  2. Evan Mantyk

    Thanks, James! I’m not sure what kind of interest there is for these longer poetic pieces online. If readers want more of this particular poem and/or other longer works, please comment below. This is something the Society has not done much of… yet.

    • james sale

      I don’t know the answer to that question – brief extracts from long poems work well the greatest example I know of is Keats’ Hyperion fragments. But as I’ve said regarding epics before, they are difficult to sustain! I like your start, but only you can judge whether it’s sustainable. Look forward to seeing whatever you decide to do.

  3. Corey Brownings

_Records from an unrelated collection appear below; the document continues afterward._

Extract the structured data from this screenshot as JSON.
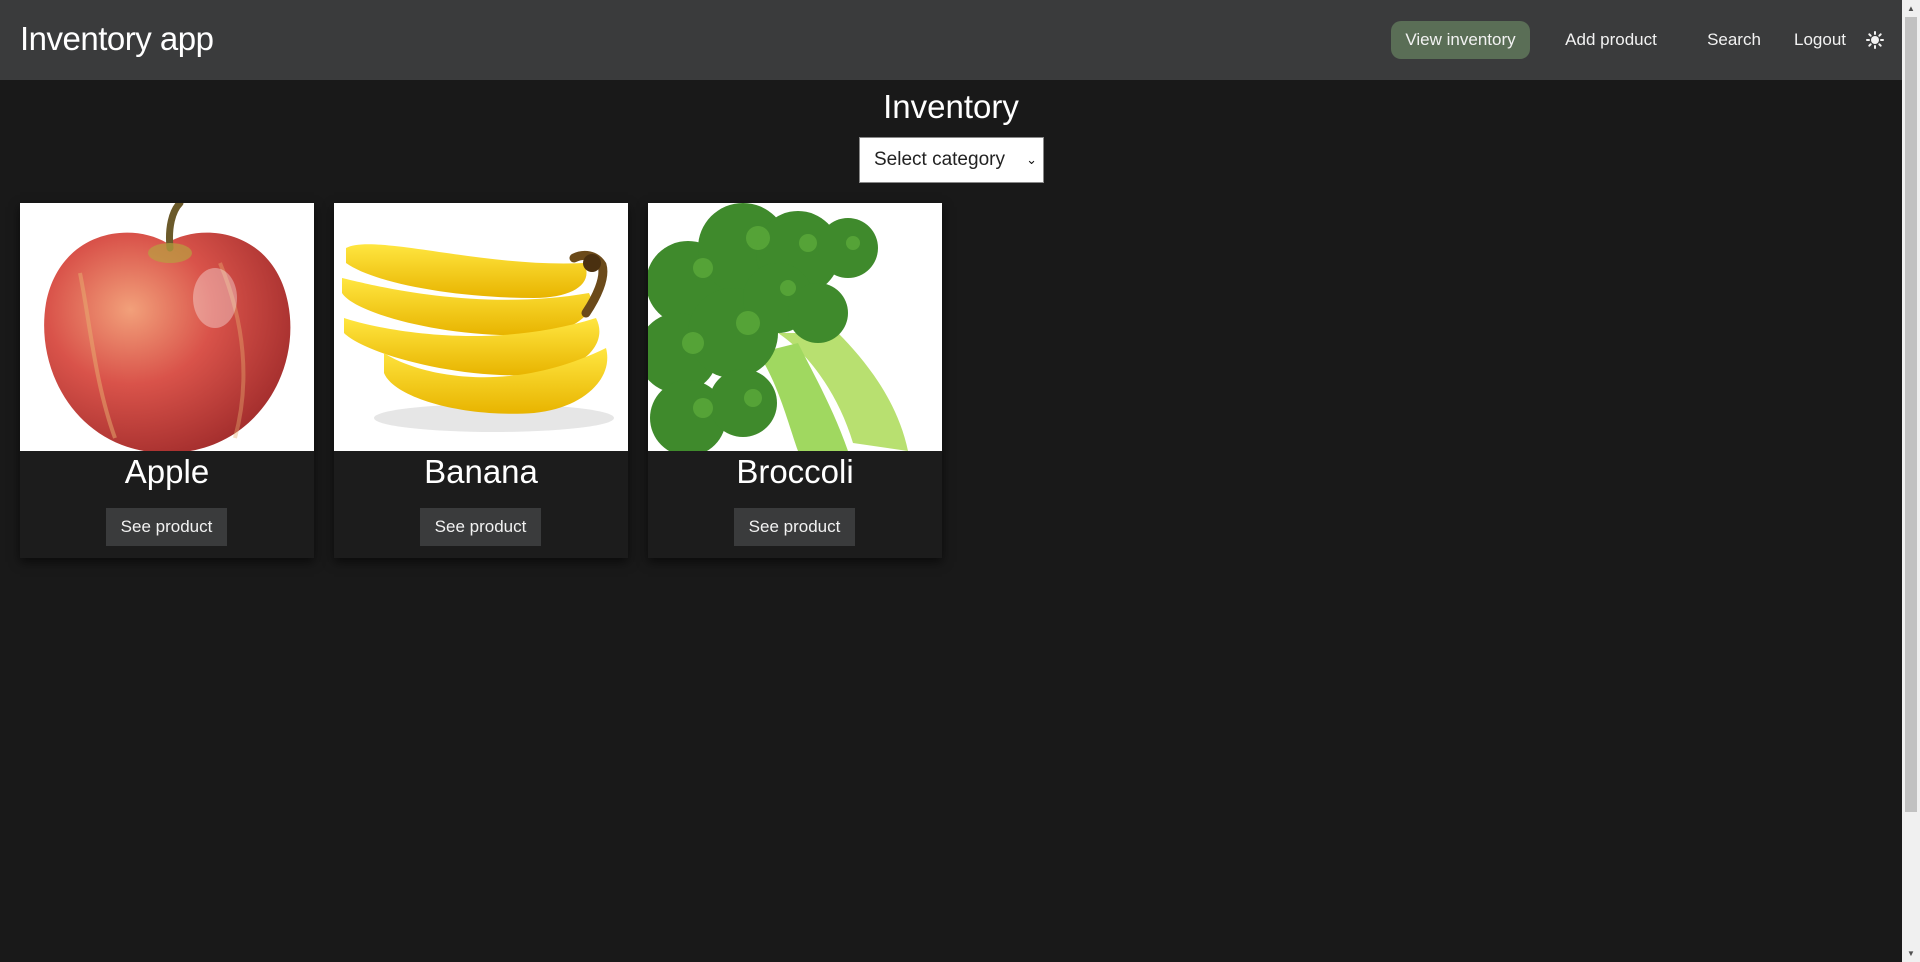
{
  "navbar": {
    "brand": "Inventory app",
    "links": [
      {
        "label": "View inventory",
        "active": true
      },
      {
        "label": "Add product"
      },
      {
        "label": "Search"
      },
      {
        "label": "Logout"
      }
    ],
    "theme_icon": "sun-icon",
    "active_color": "#5a6e56",
    "bg_color": "#3a3b3c"
  },
  "main": {
    "title": "Inventory",
    "category_select": {
      "selected": "Select category"
    }
  },
  "products": [
    {
      "name": "Apple",
      "button": "See product",
      "image_icon": "apple-image"
    },
    {
      "name": "Banana",
      "button": "See product",
      "image_icon": "banana-image"
    },
    {
      "name": "Broccoli",
      "button": "See product",
      "image_icon": "broccoli-image"
    }
  ],
  "colors": {
    "page_bg": "#191919"
  }
}
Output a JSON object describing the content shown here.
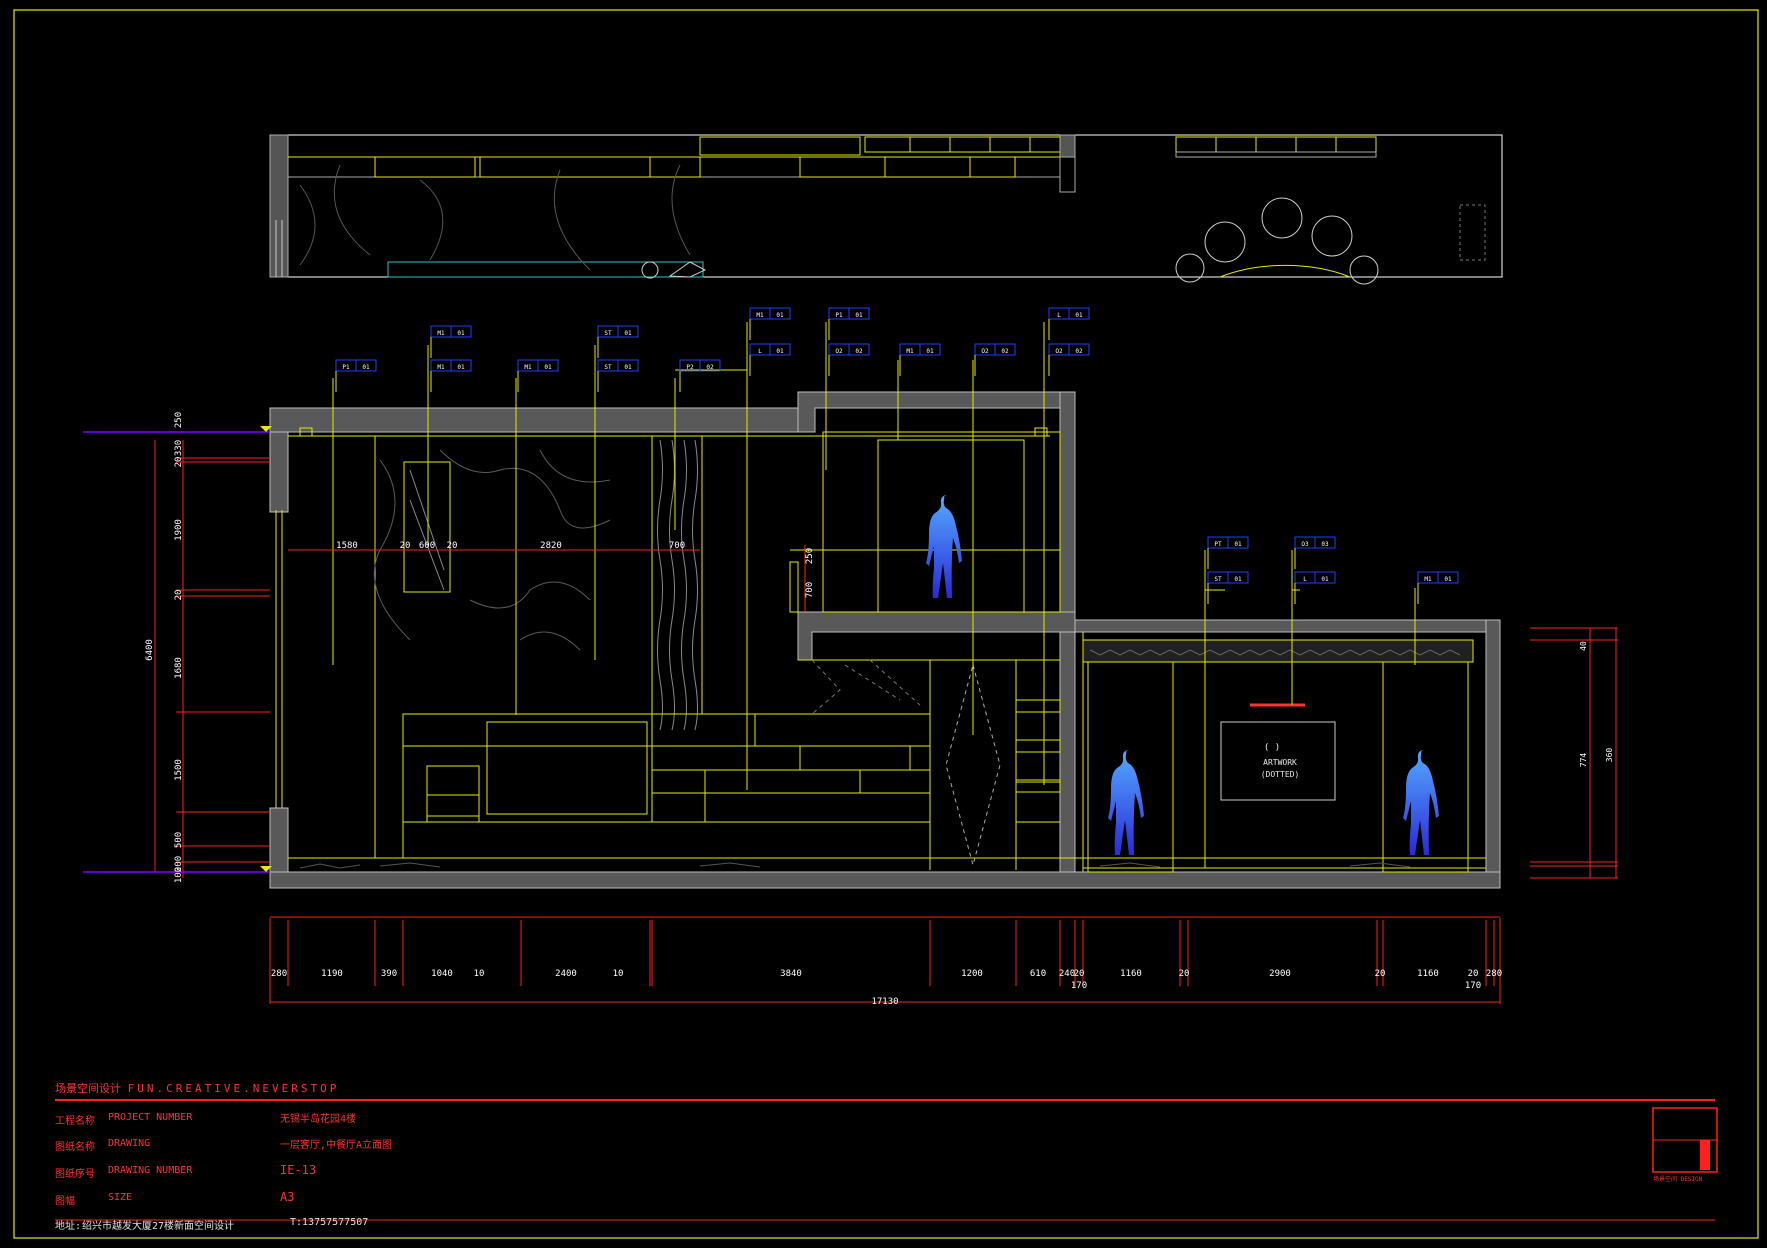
{
  "colors": {
    "background": "#000000",
    "frame": "#e8e800",
    "wall": "#a0a0a0",
    "line": "#e8e800",
    "dimension": "#ff2020",
    "dim_text": "#ffffff",
    "tag": "#1a40ff",
    "purple": "#8000ff",
    "figure_top": "#55aaff",
    "figure_bottom": "#2a2ad8"
  },
  "elevation": {
    "bottom_dimensions": [
      "280",
      "1190",
      "390",
      "1040",
      "10",
      "2400",
      "10",
      "3840",
      "1200",
      "610",
      "240",
      "20",
      "1160",
      "20",
      "2900",
      "20",
      "1160",
      "20",
      "280"
    ],
    "bottom_total": "17130",
    "bottom_sub": [
      "170",
      "170"
    ],
    "left_total": "6400",
    "left_dimensions": [
      "250",
      "330",
      "20",
      "1900",
      "20",
      "1680",
      "1500",
      "500",
      "200",
      "100"
    ],
    "right_dimensions": [
      "40",
      "774",
      "360"
    ],
    "inner_dimensions": [
      "1580",
      "20",
      "600",
      "20",
      "2820",
      "700"
    ],
    "small_dimensions": [
      "250",
      "700"
    ],
    "artwork_lines": [
      "( )",
      "ARTWORK",
      "(DOTTED)"
    ]
  },
  "tags": [
    {
      "code": "P1",
      "num": "01"
    },
    {
      "code": "M1",
      "num": "01"
    },
    {
      "code": "M1",
      "num": "01"
    },
    {
      "code": "M1",
      "num": "01"
    },
    {
      "code": "ST",
      "num": "01"
    },
    {
      "code": "ST",
      "num": "01"
    },
    {
      "code": "P2",
      "num": "02"
    },
    {
      "code": "M1",
      "num": "01"
    },
    {
      "code": "L",
      "num": "01"
    },
    {
      "code": "P1",
      "num": "01"
    },
    {
      "code": "O2",
      "num": "02"
    },
    {
      "code": "M1",
      "num": "01"
    },
    {
      "code": "O2",
      "num": "02"
    },
    {
      "code": "L",
      "num": "01"
    },
    {
      "code": "O2",
      "num": "02"
    },
    {
      "code": "PT",
      "num": "01"
    },
    {
      "code": "ST",
      "num": "01"
    },
    {
      "code": "O3",
      "num": "03"
    },
    {
      "code": "L",
      "num": "01"
    },
    {
      "code": "M1",
      "num": "01"
    }
  ],
  "title_block": {
    "company": "场景空间设计",
    "slogan": "FUN.CREATIVE.NEVERSTOP",
    "rows": [
      {
        "cn": "工程名称",
        "en": "PROJECT NUMBER",
        "value": "无锡半岛花园4楼"
      },
      {
        "cn": "图纸名称",
        "en": "DRAWING",
        "value": "一层客厅,中餐厅A立面图"
      },
      {
        "cn": "图纸序号",
        "en": "DRAWING NUMBER",
        "value": "IE-13"
      },
      {
        "cn": "图幅",
        "en": "SIZE",
        "value": "A3"
      }
    ],
    "address_label": "地址:",
    "address": "绍兴市越发大厦27楼新面空间设计",
    "phone": "T:13757577507",
    "logo_caption": "场景空间 DESIGN"
  }
}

    Hello Evan, I particularly like long pieces. I think perhaps the attention span of the modern world requires sound bites of everything, just short enough to flirt with their minds yet not too long to cause any mental strain. The past, however, seemed to venerate the length of works. Just think of Shakespeare’s “Rape of Lucrece”, he took a few hundred words from Ovid’s “Metamorphosis” and created the beauty of over 2000 lines of good verse. This first chapter was very entertaining, had nice narrative vitality, and was written nicely. I’m very interested in seeing how the narrative progresses.

    Feel free to share more please!

    Cheers!